Exercise: Your reply should hold every record exactly as given, with no pictures in it.

********************

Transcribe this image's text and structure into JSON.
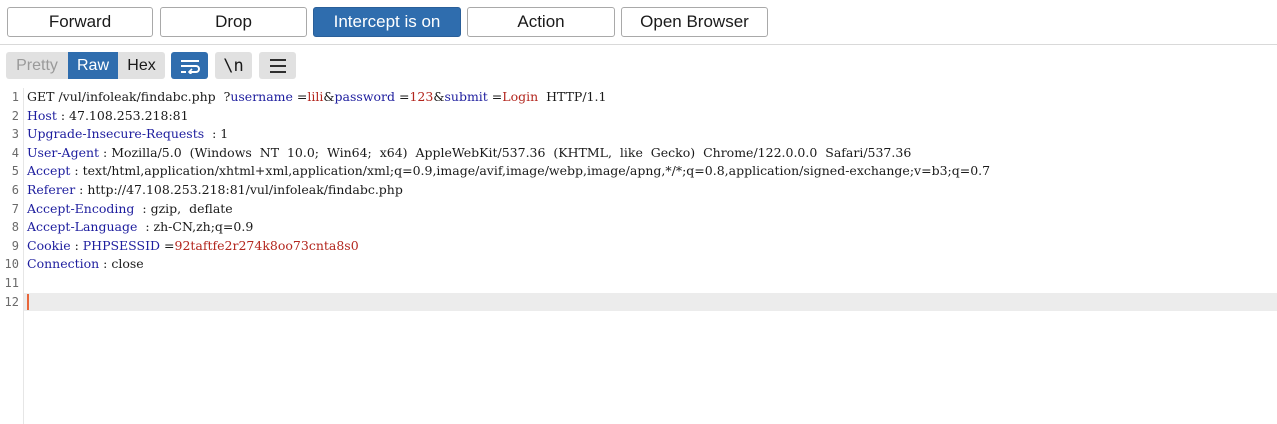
{
  "toolbar": {
    "forward": "Forward",
    "drop": "Drop",
    "intercept": "Intercept is on",
    "action": "Action",
    "open_browser": "Open Browser"
  },
  "view": {
    "pretty": "Pretty",
    "raw": "Raw",
    "hex": "Hex",
    "newline_toggle": "\\n",
    "wrap_icon": "word-wrap-icon",
    "menu_icon": "hamburger-menu-icon"
  },
  "editor": {
    "line_numbers": [
      "1",
      "2",
      "3",
      "4",
      "5",
      "6",
      "7",
      "8",
      "9",
      "10",
      "11",
      "12"
    ],
    "request_line": {
      "method": "GET",
      "path": "/vul/infoleak/findabc.php",
      "q": "?",
      "p1_name": "username",
      "p1_value": "lili",
      "p2_name": "password",
      "p2_value": "123",
      "p3_name": "submit",
      "p3_value": "Login",
      "protocol": "HTTP/1.1"
    },
    "headers": [
      {
        "name": "Host",
        "value": "47.108.253.218:81"
      },
      {
        "name": "Upgrade-Insecure-Requests",
        "value": "1"
      },
      {
        "name": "User-Agent",
        "value": "Mozilla/5.0  (Windows  NT  10.0;  Win64;  x64)  AppleWebKit/537.36  (KHTML,  like  Gecko)  Chrome/122.0.0.0  Safari/537.36"
      },
      {
        "name": "Accept",
        "value": "text/html,application/xhtml+xml,application/xml;q=0.9,image/avif,image/webp,image/apng,*/*;q=0.8,application/signed-exchange;v=b3;q=0.7"
      },
      {
        "name": "Referer",
        "value": "http://47.108.253.218:81/vul/infoleak/findabc.php"
      },
      {
        "name": "Accept-Encoding",
        "value": "gzip,  deflate"
      },
      {
        "name": "Accept-Language",
        "value": "zh-CN,zh;q=0.9"
      }
    ],
    "cookie": {
      "name": "Cookie",
      "cookie_name": "PHPSESSID",
      "cookie_value": "92taftfe2r274k8oo73cnta8s0"
    },
    "connection": {
      "name": "Connection",
      "value": "close"
    }
  },
  "colors": {
    "accent": "#2f6dae",
    "header_name": "#1d1d9e",
    "param_value": "#b3261e",
    "caret": "#e8663a"
  }
}
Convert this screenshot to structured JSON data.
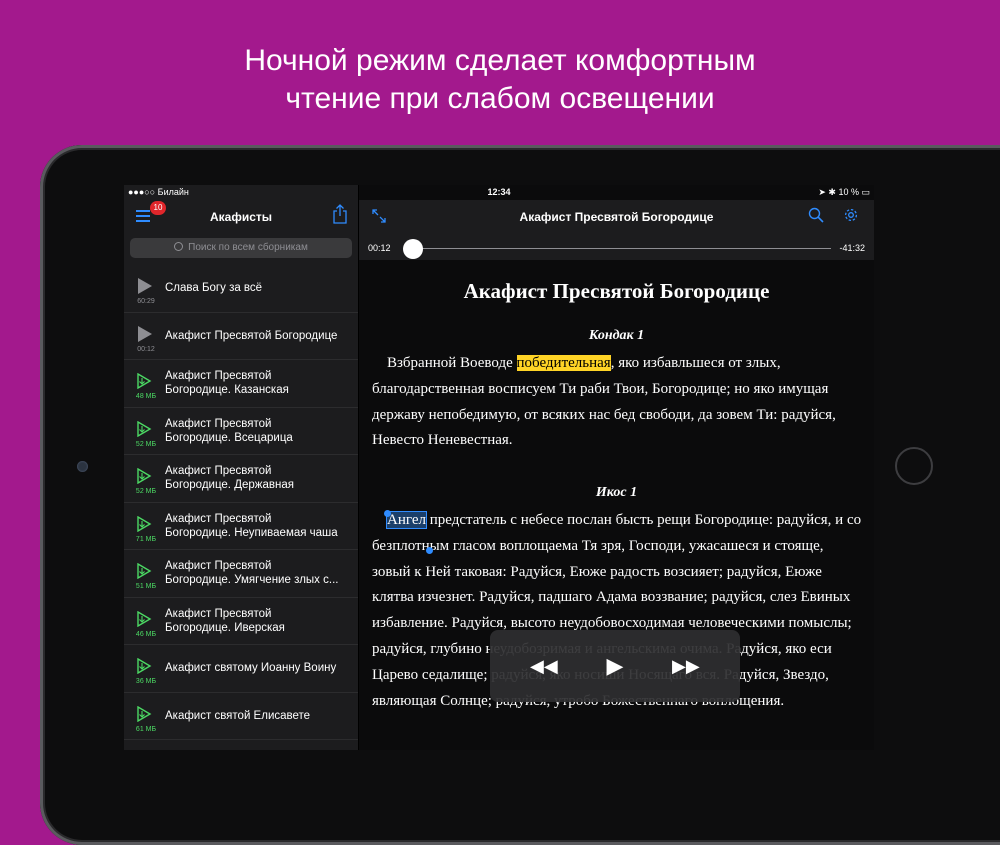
{
  "headline": {
    "line1": "Ночной режим сделает комфортным",
    "line2": "чтение при слабом освещении"
  },
  "colors": {
    "background": "#a3198d",
    "accent": "#2f8cff",
    "highlight": "#ffd426",
    "downloaded_green": "#4cd964",
    "badge_red": "#e0262b"
  },
  "status_bar": {
    "carrier": "●●●○○ Билайн",
    "time": "12:34",
    "battery": "10 %"
  },
  "sidebar": {
    "title": "Акафисты",
    "badge": "10",
    "search_placeholder": "Поиск по всем сборникам",
    "items": [
      {
        "title": "Слава Богу за всё",
        "meta": "60:29",
        "icon": "play-gray-icon"
      },
      {
        "title": "Акафист Пресвятой Богородице",
        "meta": "00:12",
        "icon": "play-gray-icon"
      },
      {
        "title": "Акафист Пресвятой\nБогородице. Казанская",
        "meta": "48 МБ",
        "icon": "download-play-green-icon"
      },
      {
        "title": "Акафист Пресвятой\nБогородице. Всецарица",
        "meta": "52 МБ",
        "icon": "download-play-green-icon"
      },
      {
        "title": "Акафист Пресвятой\nБогородице. Державная",
        "meta": "52 МБ",
        "icon": "download-play-green-icon"
      },
      {
        "title": "Акафист Пресвятой\nБогородице. Неупиваемая чаша",
        "meta": "71 МБ",
        "icon": "download-play-green-icon"
      },
      {
        "title": "Акафист Пресвятой\nБогородице. Умягчение злых с...",
        "meta": "51 МБ",
        "icon": "download-play-green-icon"
      },
      {
        "title": "Акафист Пресвятой\nБогородице. Иверская",
        "meta": "46 МБ",
        "icon": "download-play-green-icon"
      },
      {
        "title": "Акафист святому Иоанну Воину",
        "meta": "36 МБ",
        "icon": "download-play-green-icon"
      },
      {
        "title": "Акафист святой Елисавете",
        "meta": "61 МБ",
        "icon": "download-play-green-icon"
      }
    ]
  },
  "main": {
    "nav_title": "Акафист Пресвятой Богородице",
    "elapsed": "00:12",
    "remaining": "-41:32",
    "progress_fraction": 0.005,
    "doc": {
      "title": "Акафист Пресвятой Богородице",
      "kondak_heading": "Кондак 1",
      "kondak_before": "Взбранной Воеводе ",
      "kondak_highlight": "победительная",
      "kondak_after": ", яко избавльшеся от злых, благодарственная восписуем Ти раби Твои, Богородице; но яко имущая державу непобедимую, от всяких нас бед свободи, да зовем Ти: радуйся, Невесто Неневестная.",
      "ikos_heading": "Икос 1",
      "ikos_selected": "Ангел",
      "ikos_after": " предстатель с небесе послан бысть рещи Богородице: радуйся, и со безплотным гласом воплощаема Тя зря, Господи, ужасашеся и стояще, зовый к Ней таковая: Радуйся, Еюже радость возсияет; радуйся, Еюже клятва изчезнет. Радуйся, падшаго Адама воззвание; радуйся, слез Евиных избавление. Радуйся, высото неудобовосходимая человеческими помыслы; радуйся, глубино неудобозримая и ангельскима очима. Радуйся, яко еси Царево седалище; радуйся, яко носиши Носящаго вся. Радуйся, Звездо, являющая Солнце; радуйся, утробо Божественнаго воплощения."
    }
  }
}
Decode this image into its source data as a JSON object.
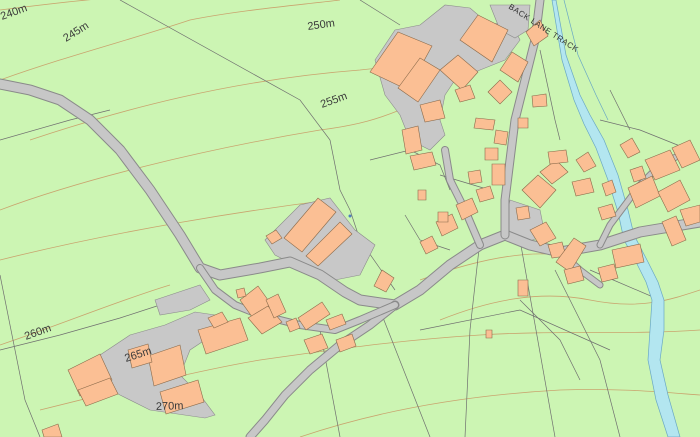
{
  "colors": {
    "land": "#ccf5b3",
    "road": "#c7c7c7",
    "building": "#fbbf94",
    "water": "#b3e6f0",
    "contour": "#c9a46e"
  },
  "map": {
    "contours": {
      "c240": "240m",
      "c245": "245m",
      "c250": "250m",
      "c255": "255m",
      "c260": "260m",
      "c265": "265m",
      "c270": "270m"
    },
    "roads": {
      "back_lane": "BACK LANE TRACK"
    }
  }
}
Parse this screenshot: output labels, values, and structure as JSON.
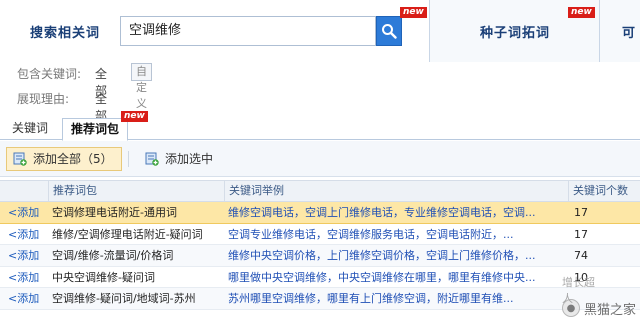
{
  "top_tabs": {
    "search_label": "搜索相关词",
    "search_value": "空调维修",
    "search_new_badge": "new",
    "seed_label": "种子词拓词",
    "seed_new_badge": "new",
    "extra_label": "可"
  },
  "filters": {
    "contains_label": "包含关键词:",
    "contains_value": "全部",
    "custom_label": "自定义",
    "reason_label": "展现理由:",
    "reason_value": "全部"
  },
  "sub_tabs": {
    "keywords": "关键词",
    "recommended": "推荐词包",
    "recommended_new_badge": "new"
  },
  "toolbar": {
    "add_all": "添加全部（5）",
    "add_selected": "添加选中"
  },
  "table": {
    "headers": {
      "package": "推荐词包",
      "examples": "关键词举例",
      "count": "关键词个数"
    },
    "rows": [
      {
        "add": "<添加",
        "package": "空调修理电话附近-通用词",
        "examples": "维修空调电话，空调上门维修电话，专业维修空调电话，空调...",
        "count": "17"
      },
      {
        "add": "<添加",
        "package": "维修/空调修理电话附近-疑问词",
        "examples": "空调专业维修电话，空调维修服务电话，空调电话附近，...",
        "count": "17"
      },
      {
        "add": "<添加",
        "package": "空调/维修-流量词/价格词",
        "examples": "维修中央空调价格，上门维修空调价格，空调上门维修价格，...",
        "count": "74"
      },
      {
        "add": "<添加",
        "package": "中央空调维修-疑问词",
        "examples": "哪里做中央空调维修，中央空调维修在哪里，哪里有维修中央...",
        "count": "10"
      },
      {
        "add": "<添加",
        "package": "空调维修-疑问词/地域词-苏州",
        "examples": "苏州哪里空调维修，哪里有上门维修空调，附近哪里有维...",
        "count": ""
      }
    ]
  },
  "watermark": {
    "text": "黑猫之家",
    "overlay_text": "增长超人"
  }
}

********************

Exercise result:
Transcribe this image's text and structure into JSON.
{
  "toolbar": {
    "forward": "Forward",
    "drop": "Drop",
    "intercept": "Intercept is on",
    "action": "Action",
    "open_browser": "Open Browser"
  },
  "view": {
    "pretty": "Pretty",
    "raw": "Raw",
    "hex": "Hex",
    "newline_toggle": "\\n",
    "wrap_icon": "word-wrap-icon",
    "menu_icon": "hamburger-menu-icon"
  },
  "editor": {
    "line_numbers": [
      "1",
      "2",
      "3",
      "4",
      "5",
      "6",
      "7",
      "8",
      "9",
      "10",
      "11",
      "12"
    ],
    "request_line": {
      "method": "GET",
      "path": "/vul/infoleak/findabc.php",
      "q": "?",
      "p1_name": "username",
      "p1_value": "lili",
      "p2_name": "password",
      "p2_value": "123",
      "p3_name": "submit",
      "p3_value": "Login",
      "protocol": "HTTP/1.1"
    },
    "headers": [
      {
        "name": "Host",
        "value": "47.108.253.218:81"
      },
      {
        "name": "Upgrade-Insecure-Requests",
        "value": "1"
      },
      {
        "name": "User-Agent",
        "value": "Mozilla/5.0  (Windows  NT  10.0;  Win64;  x64)  AppleWebKit/537.36  (KHTML,  like  Gecko)  Chrome/122.0.0.0  Safari/537.36"
      },
      {
        "name": "Accept",
        "value": "text/html,application/xhtml+xml,application/xml;q=0.9,image/avif,image/webp,image/apng,*/*;q=0.8,application/signed-exchange;v=b3;q=0.7"
      },
      {
        "name": "Referer",
        "value": "http://47.108.253.218:81/vul/infoleak/findabc.php"
      },
      {
        "name": "Accept-Encoding",
        "value": "gzip,  deflate"
      },
      {
        "name": "Accept-Language",
        "value": "zh-CN,zh;q=0.9"
      }
    ],
    "cookie": {
      "name": "Cookie",
      "cookie_name": "PHPSESSID",
      "cookie_value": "92taftfe2r274k8oo73cnta8s0"
    },
    "connection": {
      "name": "Connection",
      "value": "close"
    }
  },
  "colors": {
    "accent": "#2f6dae",
    "header_name": "#1d1d9e",
    "param_value": "#b3261e",
    "caret": "#e8663a"
  }
}
Convert this screenshot to structured JSON data.
{
  "headline": {
    "line1": "Ночной режим сделает комфортным",
    "line2": "чтение при слабом освещении"
  },
  "colors": {
    "background": "#a3198d",
    "accent": "#2f8cff",
    "highlight": "#ffd426",
    "downloaded_green": "#4cd964",
    "badge_red": "#e0262b"
  },
  "status_bar": {
    "carrier": "●●●○○ Билайн",
    "time": "12:34",
    "battery": "10 %"
  },
  "sidebar": {
    "title": "Акафисты",
    "badge": "10",
    "search_placeholder": "Поиск по всем сборникам",
    "items": [
      {
        "title": "Слава Богу за всё",
        "meta": "60:29",
        "icon": "play-gray-icon"
      },
      {
        "title": "Акафист Пресвятой Богородице",
        "meta": "00:12",
        "icon": "play-gray-icon"
      },
      {
        "title": "Акафист Пресвятой\nБогородице. Казанская",
        "meta": "48 МБ",
        "icon": "download-play-green-icon"
      },
      {
        "title": "Акафист Пресвятой\nБогородице. Всецарица",
        "meta": "52 МБ",
        "icon": "download-play-green-icon"
      },
      {
        "title": "Акафист Пресвятой\nБогородице. Державная",
        "meta": "52 МБ",
        "icon": "download-play-green-icon"
      },
      {
        "title": "Акафист Пресвятой\nБогородице. Неупиваемая чаша",
        "meta": "71 МБ",
        "icon": "download-play-green-icon"
      },
      {
        "title": "Акафист Пресвятой\nБогородице. Умягчение злых с...",
        "meta": "51 МБ",
        "icon": "download-play-green-icon"
      },
      {
        "title": "Акафист Пресвятой\nБогородице. Иверская",
        "meta": "46 МБ",
        "icon": "download-play-green-icon"
      },
      {
        "title": "Акафист святому Иоанну Воину",
        "meta": "36 МБ",
        "icon": "download-play-green-icon"
      },
      {
        "title": "Акафист святой Елисавете",
        "meta": "61 МБ",
        "icon": "download-play-green-icon"
      }
    ]
  },
  "main": {
    "nav_title": "Акафист Пресвятой Богородице",
    "elapsed": "00:12",
    "remaining": "-41:32",
    "progress_fraction": 0.005,
    "doc": {
      "title": "Акафист Пресвятой Богородице",
      "kondak_heading": "Кондак 1",
      "kondak_before": "Взбранной Воеводе ",
      "kondak_highlight": "победительная",
      "kondak_after": ", яко избавльшеся от злых, благодарственная восписуем Ти раби Твои, Богородице; но яко имущая державу непобедимую, от всяких нас бед свободи, да зовем Ти: радуйся, Невесто Неневестная.",
      "ikos_heading": "Икос 1",
      "ikos_selected": "Ангел",
      "ikos_after": " предстатель с небесе послан бысть рещи Богородице: радуйся, и со безплотным гласом воплощаема Тя зря, Господи, ужасашеся и стояще, зовый к Ней таковая: Радуйся, Еюже радость возсияет; радуйся, Еюже клятва изчезнет. Радуйся, падшаго Адама воззвание; радуйся, слез Евиных избавление. Радуйся, высото неудобовосходимая человеческими помыслы; радуйся, глубино неудобозримая и ангельскима очима. Радуйся, яко еси Царево седалище; радуйся, яко носиши Носящаго вся. Радуйся, Звездо, являющая Солнце; радуйся, утробо Божественнаго воплощения."
    }
  }
}
Decode this image into its source data as a JSON object.
{
  "colors": {
    "land": "#ccf5b3",
    "road": "#c7c7c7",
    "building": "#fbbf94",
    "water": "#b3e6f0",
    "contour": "#c9a46e"
  },
  "map": {
    "contours": {
      "c240": "240m",
      "c245": "245m",
      "c250": "250m",
      "c255": "255m",
      "c260": "260m",
      "c265": "265m",
      "c270": "270m"
    },
    "roads": {
      "back_lane": "BACK LANE TRACK"
    }
  }
}
Parse this screenshot: output labels, values, and structure as JSON.
{
  "top_tabs": {
    "search_label": "搜索相关词",
    "search_value": "空调维修",
    "search_new_badge": "new",
    "seed_label": "种子词拓词",
    "seed_new_badge": "new",
    "extra_label": "可"
  },
  "filters": {
    "contains_label": "包含关键词:",
    "contains_value": "全部",
    "custom_label": "自定义",
    "reason_label": "展现理由:",
    "reason_value": "全部"
  },
  "sub_tabs": {
    "keywords": "关键词",
    "recommended": "推荐词包",
    "recommended_new_badge": "new"
  },
  "toolbar": {
    "add_all": "添加全部（5）",
    "add_selected": "添加选中"
  },
  "table": {
    "headers": {
      "package": "推荐词包",
      "examples": "关键词举例",
      "count": "关键词个数"
    },
    "rows": [
      {
        "add": "<添加",
        "package": "空调修理电话附近-通用词",
        "examples": "维修空调电话，空调上门维修电话，专业维修空调电话，空调...",
        "count": "17"
      },
      {
        "add": "<添加",
        "package": "维修/空调修理电话附近-疑问词",
        "examples": "空调专业维修电话，空调维修服务电话，空调电话附近，...",
        "count": "17"
      },
      {
        "add": "<添加",
        "package": "空调/维修-流量词/价格词",
        "examples": "维修中央空调价格，上门维修空调价格，空调上门维修价格，...",
        "count": "74"
      },
      {
        "add": "<添加",
        "package": "中央空调维修-疑问词",
        "examples": "哪里做中央空调维修，中央空调维修在哪里，哪里有维修中央...",
        "count": "10"
      },
      {
        "add": "<添加",
        "package": "空调维修-疑问词/地域词-苏州",
        "examples": "苏州哪里空调维修，哪里有上门维修空调，附近哪里有维...",
        "count": ""
      }
    ]
  },
  "watermark": {
    "text": "黑猫之家",
    "overlay_text": "增长超人"
  }
}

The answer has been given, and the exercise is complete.